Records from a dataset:
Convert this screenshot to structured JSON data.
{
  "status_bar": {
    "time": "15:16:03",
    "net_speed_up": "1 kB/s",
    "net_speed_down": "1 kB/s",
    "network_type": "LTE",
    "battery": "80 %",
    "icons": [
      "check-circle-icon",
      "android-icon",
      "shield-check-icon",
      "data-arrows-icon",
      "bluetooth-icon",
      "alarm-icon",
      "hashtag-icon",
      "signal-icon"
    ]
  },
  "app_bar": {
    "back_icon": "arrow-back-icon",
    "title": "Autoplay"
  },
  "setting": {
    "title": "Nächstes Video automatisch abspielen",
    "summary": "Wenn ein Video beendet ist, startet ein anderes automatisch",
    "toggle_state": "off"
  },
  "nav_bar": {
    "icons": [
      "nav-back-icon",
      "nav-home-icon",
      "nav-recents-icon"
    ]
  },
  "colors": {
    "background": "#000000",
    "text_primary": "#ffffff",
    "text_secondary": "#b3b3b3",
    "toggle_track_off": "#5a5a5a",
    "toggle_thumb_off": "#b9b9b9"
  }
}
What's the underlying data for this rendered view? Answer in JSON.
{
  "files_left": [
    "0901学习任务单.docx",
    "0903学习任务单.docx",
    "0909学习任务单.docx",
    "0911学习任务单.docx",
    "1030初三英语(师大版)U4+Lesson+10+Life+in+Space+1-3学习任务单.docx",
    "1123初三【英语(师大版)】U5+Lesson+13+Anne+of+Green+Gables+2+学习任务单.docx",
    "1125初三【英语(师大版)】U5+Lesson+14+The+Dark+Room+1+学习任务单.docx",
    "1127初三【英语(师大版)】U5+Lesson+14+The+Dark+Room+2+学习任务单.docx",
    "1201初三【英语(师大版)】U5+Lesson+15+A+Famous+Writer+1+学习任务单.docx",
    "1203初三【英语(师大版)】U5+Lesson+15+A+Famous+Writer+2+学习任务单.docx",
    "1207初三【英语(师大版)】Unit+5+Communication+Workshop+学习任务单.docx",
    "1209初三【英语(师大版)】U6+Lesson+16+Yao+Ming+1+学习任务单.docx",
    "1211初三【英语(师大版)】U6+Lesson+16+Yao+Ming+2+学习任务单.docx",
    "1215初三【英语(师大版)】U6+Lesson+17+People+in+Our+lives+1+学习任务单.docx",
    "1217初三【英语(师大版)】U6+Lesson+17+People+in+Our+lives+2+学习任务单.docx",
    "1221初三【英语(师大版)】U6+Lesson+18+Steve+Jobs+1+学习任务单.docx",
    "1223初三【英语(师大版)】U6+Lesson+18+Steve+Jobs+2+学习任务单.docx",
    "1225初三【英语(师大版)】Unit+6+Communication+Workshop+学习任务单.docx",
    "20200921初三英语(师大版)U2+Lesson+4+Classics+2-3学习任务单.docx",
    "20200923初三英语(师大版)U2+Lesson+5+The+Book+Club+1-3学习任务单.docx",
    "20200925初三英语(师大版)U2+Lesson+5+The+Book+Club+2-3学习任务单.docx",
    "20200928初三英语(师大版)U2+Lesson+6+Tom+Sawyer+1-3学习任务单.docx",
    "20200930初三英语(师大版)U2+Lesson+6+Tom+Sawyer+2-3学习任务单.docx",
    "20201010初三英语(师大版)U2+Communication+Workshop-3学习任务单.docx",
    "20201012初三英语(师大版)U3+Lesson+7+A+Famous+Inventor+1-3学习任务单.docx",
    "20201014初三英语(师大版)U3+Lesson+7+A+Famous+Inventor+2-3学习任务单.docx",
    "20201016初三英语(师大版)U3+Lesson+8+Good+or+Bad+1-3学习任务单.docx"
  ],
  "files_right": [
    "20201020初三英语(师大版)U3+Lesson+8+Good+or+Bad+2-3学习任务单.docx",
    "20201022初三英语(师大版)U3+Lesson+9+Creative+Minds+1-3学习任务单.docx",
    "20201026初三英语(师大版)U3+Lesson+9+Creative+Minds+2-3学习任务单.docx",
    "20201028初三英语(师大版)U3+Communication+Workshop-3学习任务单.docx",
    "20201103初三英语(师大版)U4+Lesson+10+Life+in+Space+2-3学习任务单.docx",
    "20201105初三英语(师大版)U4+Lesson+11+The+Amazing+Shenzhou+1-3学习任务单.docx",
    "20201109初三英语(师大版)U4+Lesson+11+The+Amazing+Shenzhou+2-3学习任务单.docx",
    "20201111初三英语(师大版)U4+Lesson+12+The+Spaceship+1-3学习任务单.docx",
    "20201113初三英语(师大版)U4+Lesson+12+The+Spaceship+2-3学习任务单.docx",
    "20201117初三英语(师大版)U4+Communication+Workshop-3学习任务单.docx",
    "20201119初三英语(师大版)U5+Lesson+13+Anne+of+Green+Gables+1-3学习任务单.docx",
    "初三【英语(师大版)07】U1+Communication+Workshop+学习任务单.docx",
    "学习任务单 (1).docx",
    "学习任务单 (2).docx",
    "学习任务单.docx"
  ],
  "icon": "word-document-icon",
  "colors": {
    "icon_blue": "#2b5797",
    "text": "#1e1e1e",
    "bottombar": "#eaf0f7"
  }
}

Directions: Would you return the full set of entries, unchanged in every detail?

Task result:
Convert this screenshot to structured JSON data.
{
  "status_bar": {
    "time": "15:16:03",
    "net_speed_up": "1 kB/s",
    "net_speed_down": "1 kB/s",
    "network_type": "LTE",
    "battery": "80 %",
    "icons": [
      "check-circle-icon",
      "android-icon",
      "shield-check-icon",
      "data-arrows-icon",
      "bluetooth-icon",
      "alarm-icon",
      "hashtag-icon",
      "signal-icon"
    ]
  },
  "app_bar": {
    "back_icon": "arrow-back-icon",
    "title": "Autoplay"
  },
  "setting": {
    "title": "Nächstes Video automatisch abspielen",
    "summary": "Wenn ein Video beendet ist, startet ein anderes automatisch",
    "toggle_state": "off"
  },
  "nav_bar": {
    "icons": [
      "nav-back-icon",
      "nav-home-icon",
      "nav-recents-icon"
    ]
  },
  "colors": {
    "background": "#000000",
    "text_primary": "#ffffff",
    "text_secondary": "#b3b3b3",
    "toggle_track_off": "#5a5a5a",
    "toggle_thumb_off": "#b9b9b9"
  }
}
What's the underlying data for this rendered view? Answer in JSON.
{
  "files_left": [
    "0901学习任务单.docx",
    "0903学习任务单.docx",
    "0909学习任务单.docx",
    "0911学习任务单.docx",
    "1030初三英语(师大版)U4+Lesson+10+Life+in+Space+1-3学习任务单.docx",
    "1123初三【英语(师大版)】U5+Lesson+13+Anne+of+Green+Gables+2+学习任务单.docx",
    "1125初三【英语(师大版)】U5+Lesson+14+The+Dark+Room+1+学习任务单.docx",
    "1127初三【英语(师大版)】U5+Lesson+14+The+Dark+Room+2+学习任务单.docx",
    "1201初三【英语(师大版)】U5+Lesson+15+A+Famous+Writer+1+学习任务单.docx",
    "1203初三【英语(师大版)】U5+Lesson+15+A+Famous+Writer+2+学习任务单.docx",
    "1207初三【英语(师大版)】Unit+5+Communication+Workshop+学习任务单.docx",
    "1209初三【英语(师大版)】U6+Lesson+16+Yao+Ming+1+学习任务单.docx",
    "1211初三【英语(师大版)】U6+Lesson+16+Yao+Ming+2+学习任务单.docx",
    "1215初三【英语(师大版)】U6+Lesson+17+People+in+Our+lives+1+学习任务单.docx",
    "1217初三【英语(师大版)】U6+Lesson+17+People+in+Our+lives+2+学习任务单.docx",
    "1221初三【英语(师大版)】U6+Lesson+18+Steve+Jobs+1+学习任务单.docx",
    "1223初三【英语(师大版)】U6+Lesson+18+Steve+Jobs+2+学习任务单.docx",
    "1225初三【英语(师大版)】Unit+6+Communication+Workshop+学习任务单.docx",
    "20200921初三英语(师大版)U2+Lesson+4+Classics+2-3学习任务单.docx",
    "20200923初三英语(师大版)U2+Lesson+5+The+Book+Club+1-3学习任务单.docx",
    "20200925初三英语(师大版)U2+Lesson+5+The+Book+Club+2-3学习任务单.docx",
    "20200928初三英语(师大版)U2+Lesson+6+Tom+Sawyer+1-3学习任务单.docx",
    "20200930初三英语(师大版)U2+Lesson+6+Tom+Sawyer+2-3学习任务单.docx",
    "20201010初三英语(师大版)U2+Communication+Workshop-3学习任务单.docx",
    "20201012初三英语(师大版)U3+Lesson+7+A+Famous+Inventor+1-3学习任务单.docx",
    "20201014初三英语(师大版)U3+Lesson+7+A+Famous+Inventor+2-3学习任务单.docx",
    "20201016初三英语(师大版)U3+Lesson+8+Good+or+Bad+1-3学习任务单.docx"
  ],
  "files_right": [
    "20201020初三英语(师大版)U3+Lesson+8+Good+or+Bad+2-3学习任务单.docx",
    "20201022初三英语(师大版)U3+Lesson+9+Creative+Minds+1-3学习任务单.docx",
    "20201026初三英语(师大版)U3+Lesson+9+Creative+Minds+2-3学习任务单.docx",
    "20201028初三英语(师大版)U3+Communication+Workshop-3学习任务单.docx",
    "20201103初三英语(师大版)U4+Lesson+10+Life+in+Space+2-3学习任务单.docx",
    "20201105初三英语(师大版)U4+Lesson+11+The+Amazing+Shenzhou+1-3学习任务单.docx",
    "20201109初三英语(师大版)U4+Lesson+11+The+Amazing+Shenzhou+2-3学习任务单.docx",
    "20201111初三英语(师大版)U4+Lesson+12+The+Spaceship+1-3学习任务单.docx",
    "20201113初三英语(师大版)U4+Lesson+12+The+Spaceship+2-3学习任务单.docx",
    "20201117初三英语(师大版)U4+Communication+Workshop-3学习任务单.docx",
    "20201119初三英语(师大版)U5+Lesson+13+Anne+of+Green+Gables+1-3学习任务单.docx",
    "初三【英语(师大版)07】U1+Communication+Workshop+学习任务单.docx",
    "学习任务单 (1).docx",
    "学习任务单 (2).docx",
    "学习任务单.docx"
  ],
  "icon": "word-document-icon",
  "colors": {
    "icon_blue": "#2b5797",
    "text": "#1e1e1e",
    "bottombar": "#eaf0f7"
  }
}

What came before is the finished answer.